• **Material supplied**:
####

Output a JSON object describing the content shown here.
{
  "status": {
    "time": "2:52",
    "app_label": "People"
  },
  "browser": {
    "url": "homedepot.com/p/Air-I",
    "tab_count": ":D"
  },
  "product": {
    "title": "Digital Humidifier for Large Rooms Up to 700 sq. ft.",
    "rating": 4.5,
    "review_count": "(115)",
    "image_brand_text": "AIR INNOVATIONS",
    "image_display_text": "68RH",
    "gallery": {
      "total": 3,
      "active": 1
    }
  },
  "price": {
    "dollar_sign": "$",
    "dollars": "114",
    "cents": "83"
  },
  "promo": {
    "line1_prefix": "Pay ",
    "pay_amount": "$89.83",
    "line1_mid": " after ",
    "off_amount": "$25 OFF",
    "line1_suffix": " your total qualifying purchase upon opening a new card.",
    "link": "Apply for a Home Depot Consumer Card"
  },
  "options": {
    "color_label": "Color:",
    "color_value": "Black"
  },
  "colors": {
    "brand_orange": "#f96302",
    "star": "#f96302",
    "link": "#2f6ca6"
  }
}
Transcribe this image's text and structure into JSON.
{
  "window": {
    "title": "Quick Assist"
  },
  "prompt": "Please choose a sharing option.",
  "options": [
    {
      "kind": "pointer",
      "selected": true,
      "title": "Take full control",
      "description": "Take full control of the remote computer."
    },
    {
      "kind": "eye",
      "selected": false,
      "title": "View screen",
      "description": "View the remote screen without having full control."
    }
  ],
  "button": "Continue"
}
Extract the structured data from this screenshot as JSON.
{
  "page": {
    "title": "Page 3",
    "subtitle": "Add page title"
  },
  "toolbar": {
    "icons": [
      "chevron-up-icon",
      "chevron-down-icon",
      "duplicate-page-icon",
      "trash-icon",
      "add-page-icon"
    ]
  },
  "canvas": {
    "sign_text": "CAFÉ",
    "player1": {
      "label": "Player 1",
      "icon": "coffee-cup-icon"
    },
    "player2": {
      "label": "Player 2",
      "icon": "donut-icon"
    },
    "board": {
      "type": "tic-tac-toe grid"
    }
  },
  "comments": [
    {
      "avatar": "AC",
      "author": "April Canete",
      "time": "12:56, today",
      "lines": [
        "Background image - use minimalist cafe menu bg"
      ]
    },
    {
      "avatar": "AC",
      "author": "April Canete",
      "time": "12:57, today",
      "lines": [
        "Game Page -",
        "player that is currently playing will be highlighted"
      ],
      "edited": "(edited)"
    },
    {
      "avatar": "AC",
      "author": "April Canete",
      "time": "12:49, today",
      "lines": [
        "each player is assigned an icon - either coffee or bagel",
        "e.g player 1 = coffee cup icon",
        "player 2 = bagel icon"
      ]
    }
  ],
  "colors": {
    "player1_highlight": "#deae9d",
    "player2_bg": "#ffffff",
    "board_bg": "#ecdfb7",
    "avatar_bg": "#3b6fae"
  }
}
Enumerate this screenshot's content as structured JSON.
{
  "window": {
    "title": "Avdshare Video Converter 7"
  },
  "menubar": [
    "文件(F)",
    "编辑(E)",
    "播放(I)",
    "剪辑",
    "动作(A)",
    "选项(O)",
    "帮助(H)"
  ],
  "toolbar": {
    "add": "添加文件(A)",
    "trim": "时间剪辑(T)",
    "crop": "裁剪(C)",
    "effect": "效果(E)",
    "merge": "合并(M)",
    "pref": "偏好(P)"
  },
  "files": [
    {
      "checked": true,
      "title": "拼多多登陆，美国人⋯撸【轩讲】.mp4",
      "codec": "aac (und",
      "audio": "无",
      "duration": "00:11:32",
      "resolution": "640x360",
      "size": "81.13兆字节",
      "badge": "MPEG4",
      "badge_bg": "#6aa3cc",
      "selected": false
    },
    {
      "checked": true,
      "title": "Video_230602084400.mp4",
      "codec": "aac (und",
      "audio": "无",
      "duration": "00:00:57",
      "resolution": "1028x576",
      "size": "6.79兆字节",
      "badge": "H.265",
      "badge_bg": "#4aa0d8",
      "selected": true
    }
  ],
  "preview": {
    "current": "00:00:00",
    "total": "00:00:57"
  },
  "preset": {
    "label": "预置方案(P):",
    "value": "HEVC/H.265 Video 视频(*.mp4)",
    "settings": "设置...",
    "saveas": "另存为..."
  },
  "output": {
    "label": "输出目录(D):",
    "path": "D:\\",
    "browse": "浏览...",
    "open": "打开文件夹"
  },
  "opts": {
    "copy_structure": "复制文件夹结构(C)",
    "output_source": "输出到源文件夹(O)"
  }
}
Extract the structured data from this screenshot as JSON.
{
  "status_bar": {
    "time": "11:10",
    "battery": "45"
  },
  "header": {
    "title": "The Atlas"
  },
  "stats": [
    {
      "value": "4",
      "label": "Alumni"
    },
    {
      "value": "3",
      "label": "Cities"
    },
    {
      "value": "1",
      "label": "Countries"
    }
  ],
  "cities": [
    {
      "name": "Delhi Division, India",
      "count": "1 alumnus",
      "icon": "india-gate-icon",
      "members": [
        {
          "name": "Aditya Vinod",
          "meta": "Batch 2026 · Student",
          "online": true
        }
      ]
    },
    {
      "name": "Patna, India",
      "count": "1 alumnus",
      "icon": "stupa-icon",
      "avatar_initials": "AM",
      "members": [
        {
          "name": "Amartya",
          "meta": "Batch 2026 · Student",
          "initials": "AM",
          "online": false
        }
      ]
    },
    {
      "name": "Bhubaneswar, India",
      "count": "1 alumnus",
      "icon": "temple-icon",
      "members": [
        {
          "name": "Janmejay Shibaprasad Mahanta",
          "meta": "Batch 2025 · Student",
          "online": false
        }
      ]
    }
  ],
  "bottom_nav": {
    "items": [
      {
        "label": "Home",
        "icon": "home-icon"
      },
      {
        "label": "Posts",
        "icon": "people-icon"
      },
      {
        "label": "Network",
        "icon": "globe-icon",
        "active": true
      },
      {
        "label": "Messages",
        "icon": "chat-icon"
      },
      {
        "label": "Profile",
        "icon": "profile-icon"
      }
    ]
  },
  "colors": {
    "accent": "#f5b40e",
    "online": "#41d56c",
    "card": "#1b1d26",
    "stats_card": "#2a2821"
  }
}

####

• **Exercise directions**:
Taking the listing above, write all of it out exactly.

• **Written answer**:
Output a JSON object describing the content shown here.
{
  "status": {
    "time": "2:52",
    "app_label": "People"
  },
  "browser": {
    "url": "homedepot.com/p/Air-I",
    "tab_count": ":D"
  },
  "product": {
    "title": "Digital Humidifier for Large Rooms Up to 700 sq. ft.",
    "rating": 4.5,
    "review_count": "(115)",
    "image_brand_text": "AIR INNOVATIONS",
    "image_display_text": "68RH",
    "gallery": {
      "total": 3,
      "active": 1
    }
  },
  "price": {
    "dollar_sign": "$",
    "dollars": "114",
    "cents": "83"
  },
  "promo": {
    "line1_prefix": "Pay ",
    "pay_amount": "$89.83",
    "line1_mid": " after ",
    "off_amount": "$25 OFF",
    "line1_suffix": " your total qualifying purchase upon opening a new card.",
    "link": "Apply for a Home Depot Consumer Card"
  },
  "options": {
    "color_label": "Color:",
    "color_value": "Black"
  },
  "colors": {
    "brand_orange": "#f96302",
    "star": "#f96302",
    "link": "#2f6ca6"
  }
}
Transcribe this image's text and structure into JSON.
{
  "window": {
    "title": "Quick Assist"
  },
  "prompt": "Please choose a sharing option.",
  "options": [
    {
      "kind": "pointer",
      "selected": true,
      "title": "Take full control",
      "description": "Take full control of the remote computer."
    },
    {
      "kind": "eye",
      "selected": false,
      "title": "View screen",
      "description": "View the remote screen without having full control."
    }
  ],
  "button": "Continue"
}
Extract the structured data from this screenshot as JSON.
{
  "page": {
    "title": "Page 3",
    "subtitle": "Add page title"
  },
  "toolbar": {
    "icons": [
      "chevron-up-icon",
      "chevron-down-icon",
      "duplicate-page-icon",
      "trash-icon",
      "add-page-icon"
    ]
  },
  "canvas": {
    "sign_text": "CAFÉ",
    "player1": {
      "label": "Player 1",
      "icon": "coffee-cup-icon"
    },
    "player2": {
      "label": "Player 2",
      "icon": "donut-icon"
    },
    "board": {
      "type": "tic-tac-toe grid"
    }
  },
  "comments": [
    {
      "avatar": "AC",
      "author": "April Canete",
      "time": "12:56, today",
      "lines": [
        "Background image - use minimalist cafe menu bg"
      ]
    },
    {
      "avatar": "AC",
      "author": "April Canete",
      "time": "12:57, today",
      "lines": [
        "Game Page -",
        "player that is currently playing will be highlighted"
      ],
      "edited": "(edited)"
    },
    {
      "avatar": "AC",
      "author": "April Canete",
      "time": "12:49, today",
      "lines": [
        "each player is assigned an icon - either coffee or bagel",
        "e.g player 1 = coffee cup icon",
        "player 2 = bagel icon"
      ]
    }
  ],
  "colors": {
    "player1_highlight": "#deae9d",
    "player2_bg": "#ffffff",
    "board_bg": "#ecdfb7",
    "avatar_bg": "#3b6fae"
  }
}
Enumerate this screenshot's content as structured JSON.
{
  "window": {
    "title": "Avdshare Video Converter 7"
  },
  "menubar": [
    "文件(F)",
    "编辑(E)",
    "播放(I)",
    "剪辑",
    "动作(A)",
    "选项(O)",
    "帮助(H)"
  ],
  "toolbar": {
    "add": "添加文件(A)",
    "trim": "时间剪辑(T)",
    "crop": "裁剪(C)",
    "effect": "效果(E)",
    "merge": "合并(M)",
    "pref": "偏好(P)"
  },
  "files": [
    {
      "checked": true,
      "title": "拼多多登陆，美国人⋯撸【轩讲】.mp4",
      "codec": "aac (und",
      "audio": "无",
      "duration": "00:11:32",
      "resolution": "640x360",
      "size": "81.13兆字节",
      "badge": "MPEG4",
      "badge_bg": "#6aa3cc",
      "selected": false
    },
    {
      "checked": true,
      "title": "Video_230602084400.mp4",
      "codec": "aac (und",
      "audio": "无",
      "duration": "00:00:57",
      "resolution": "1028x576",
      "size": "6.79兆字节",
      "badge": "H.265",
      "badge_bg": "#4aa0d8",
      "selected": true
    }
  ],
  "preview": {
    "current": "00:00:00",
    "total": "00:00:57"
  },
  "preset": {
    "label": "预置方案(P):",
    "value": "HEVC/H.265 Video 视频(*.mp4)",
    "settings": "设置...",
    "saveas": "另存为..."
  },
  "output": {
    "label": "输出目录(D):",
    "path": "D:\\",
    "browse": "浏览...",
    "open": "打开文件夹"
  },
  "opts": {
    "copy_structure": "复制文件夹结构(C)",
    "output_source": "输出到源文件夹(O)"
  }
}
Extract the structured data from this screenshot as JSON.
{
  "status_bar": {
    "time": "11:10",
    "battery": "45"
  },
  "header": {
    "title": "The Atlas"
  },
  "stats": [
    {
      "value": "4",
      "label": "Alumni"
    },
    {
      "value": "3",
      "label": "Cities"
    },
    {
      "value": "1",
      "label": "Countries"
    }
  ],
  "cities": [
    {
      "name": "Delhi Division, India",
      "count": "1 alumnus",
      "icon": "india-gate-icon",
      "members": [
        {
          "name": "Aditya Vinod",
          "meta": "Batch 2026 · Student",
          "online": true
        }
      ]
    },
    {
      "name": "Patna, India",
      "count": "1 alumnus",
      "icon": "stupa-icon",
      "avatar_initials": "AM",
      "members": [
        {
          "name": "Amartya",
          "meta": "Batch 2026 · Student",
          "initials": "AM",
          "online": false
        }
      ]
    },
    {
      "name": "Bhubaneswar, India",
      "count": "1 alumnus",
      "icon": "temple-icon",
      "members": [
        {
          "name": "Janmejay Shibaprasad Mahanta",
          "meta": "Batch 2025 · Student",
          "online": false
        }
      ]
    }
  ],
  "bottom_nav": {
    "items": [
      {
        "label": "Home",
        "icon": "home-icon"
      },
      {
        "label": "Posts",
        "icon": "people-icon"
      },
      {
        "label": "Network",
        "icon": "globe-icon",
        "active": true
      },
      {
        "label": "Messages",
        "icon": "chat-icon"
      },
      {
        "label": "Profile",
        "icon": "profile-icon"
      }
    ]
  },
  "colors": {
    "accent": "#f5b40e",
    "online": "#41d56c",
    "card": "#1b1d26",
    "stats_card": "#2a2821"
  }
}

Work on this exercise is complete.